When it comes to an endeavor as creative and artistic as web design, it makes sense that you wouldn’t want to burden yourself with unnecessary structure. If productivity and efficiency are important to you, however, then you’re also likely to appreciate the value in processes.
Four Stages to Include in Your Design Process
Whether you’re aware of it or not, web designers are artists. By definition, artists enjoy a lot of freedom and autonomy over the way in which they perform and create.
But until you’ve tried following a process that reins in your energy and guides you through structured creativity, you shouldn’t discount the value to be found in the process. Here are a few stages you might find worthwhile to include in your own design process; we think you’ll like the results.
Every successful design process begins with a little research and discovery. This is when you sit down with the client and your team and start jotting down notes related to end goals, values, and the intended audience.
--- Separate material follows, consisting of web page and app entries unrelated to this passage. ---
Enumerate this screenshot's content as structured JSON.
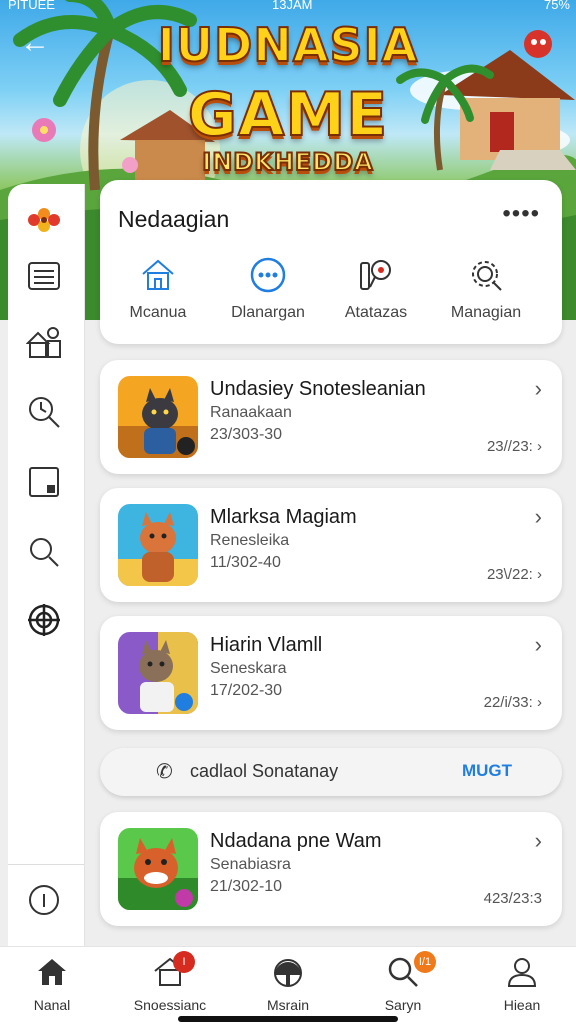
{
  "status_bar": {
    "carrier": "PITUEE",
    "time": "13JAM",
    "battery": "75%"
  },
  "banner": {
    "logo_line1": "IUDNASIA",
    "logo_line2": "GAME",
    "logo_line3": "INDKHEDDA"
  },
  "nav_card": {
    "title": "Nedaagian",
    "items": [
      {
        "label": "Mcanua",
        "icon": "home-icon"
      },
      {
        "label": "Dlanargan",
        "icon": "chat-dots-icon"
      },
      {
        "label": "Atatazas",
        "icon": "tools-icon"
      },
      {
        "label": "Managian",
        "icon": "gear-icon"
      }
    ]
  },
  "games": [
    {
      "title": "Undasiey Snotesleanian",
      "subtitle": "Ranaakaan",
      "date": "23/303-30",
      "stat": "23//23:"
    },
    {
      "title": "Mlarksa Magiam",
      "subtitle": "Renesleika",
      "date": "11/302-40",
      "stat": "23\\/22:"
    },
    {
      "title": "Hiarin Vlamll",
      "subtitle": "Seneskara",
      "date": "17/202-30",
      "stat": "22/i/33:"
    },
    {
      "title": "Ndadana pne Wam",
      "subtitle": "Senabiasra",
      "date": "21/302-10",
      "stat": "423/23:3"
    }
  ],
  "contact": {
    "text": "cadlaol Sonatanay",
    "action": "MUGT"
  },
  "tabs": [
    {
      "label": "Nanal",
      "icon": "home-icon",
      "badge": ""
    },
    {
      "label": "Snoessianc",
      "icon": "house-outline-icon",
      "badge": "I"
    },
    {
      "label": "Msrain",
      "icon": "helmet-icon",
      "badge": ""
    },
    {
      "label": "Saryn",
      "icon": "search-icon",
      "badge": "I/1"
    },
    {
      "label": "Hiean",
      "icon": "user-icon",
      "badge": ""
    }
  ],
  "colors": {
    "accent": "#1f7ee0",
    "badge_red": "#d62b1f",
    "badge_orange": "#f07a1a"
  }
}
If the client is a brand and the product is a business-related design, you’ll also want to dig in deep and find out more about the brand’s value proposition, competing brands, customer pain points, and so on. Some of the research may seem irrelevant in the beginning, but you’ll feel much more prepared on the back end if you spend time building a strong foundation in those early stages.
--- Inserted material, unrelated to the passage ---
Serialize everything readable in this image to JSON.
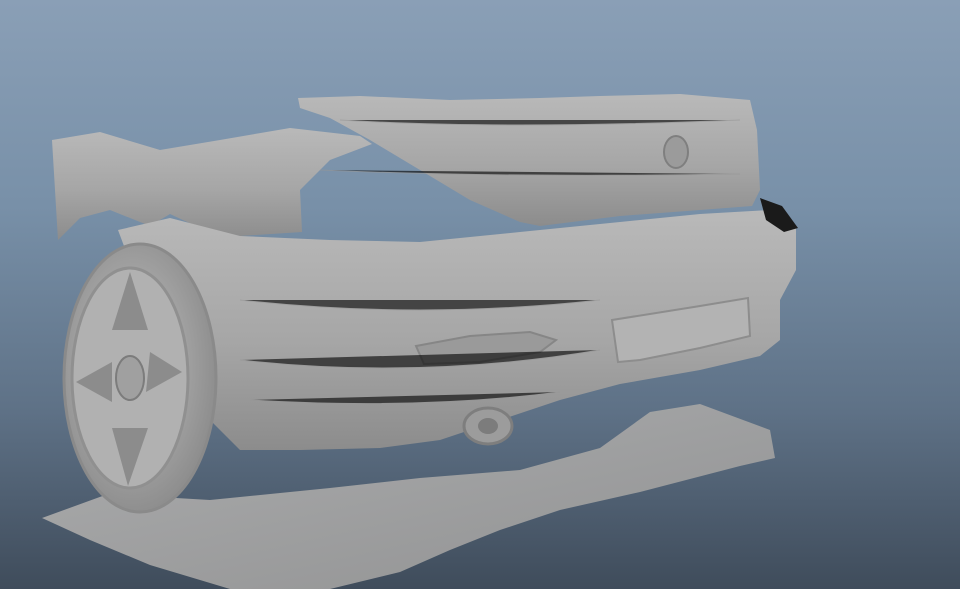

Armed with background information, you’re ready to start brainstorming. Get your team together and begin throwing out ideas and recording them.
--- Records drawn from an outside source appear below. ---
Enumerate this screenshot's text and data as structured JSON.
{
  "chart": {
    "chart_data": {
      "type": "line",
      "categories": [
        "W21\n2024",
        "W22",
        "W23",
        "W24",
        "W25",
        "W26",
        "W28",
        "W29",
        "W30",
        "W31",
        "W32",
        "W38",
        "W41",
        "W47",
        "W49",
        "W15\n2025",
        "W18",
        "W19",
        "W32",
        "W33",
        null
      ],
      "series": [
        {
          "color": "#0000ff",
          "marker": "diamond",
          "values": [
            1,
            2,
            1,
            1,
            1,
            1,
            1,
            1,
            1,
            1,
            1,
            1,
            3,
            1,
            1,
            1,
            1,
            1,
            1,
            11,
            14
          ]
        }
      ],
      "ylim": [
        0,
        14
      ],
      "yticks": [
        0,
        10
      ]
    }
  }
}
At this point, anything goes. Don’t shoot down any idea, regardless of how ridiculous or irrelevant it may seem. Keep recording notions and proposals until they stop coming.
Once you have all the ideas jotted down, start homing in on the ones that make the most sense. You might even find opportunities to merge certain ideas.
You’ll want to finish with two or three really solid proposals that everyone can get behind.
3. Sketch and Wireframe
Next, comes the sketch and wireframing stage(s). Take these rough drafts seriously.
“In design, it’s not uncommon for a final solution to resemble one of the initial concepts, but this doesn’t make the design process itself any less valuable,” says Jerome Tave of Dialpad, a leader in business communications. “It’s crucial to have a solid handle on the process to explore alternatives, inject new ideas, and constantly learn through iteration.”
At this point, you’ll have some sketches and you can begin to see something come to life. The wireframe portion of this stage will enable you to explore some of the functionality of the designs.
By now, you should have a pretty solid idea of what you want the final product to look like.
4. Build and Test
The great thing about developing a wireframe is that there won’t be any surprises for the client. Once they’ve approved the wireframe, all you have to do is build the site based on the mold you just designed.
Issues can arise, of course, but you know what the client ultimately expects. This enables you to focus on getting it right, as opposed to wondering what your client will think. In this sense, having a process instills more confidence in your work.
Give Order to the Madness
Processes keep you on the right path and allow you to spend more time focusing on the things that matter. If you don’t currently have processes for your web design projects, now is the time to reevaluate and reconsider.
By inserting even a couple of these stages into your design process, you can finish with even better end products for yourself and your clients.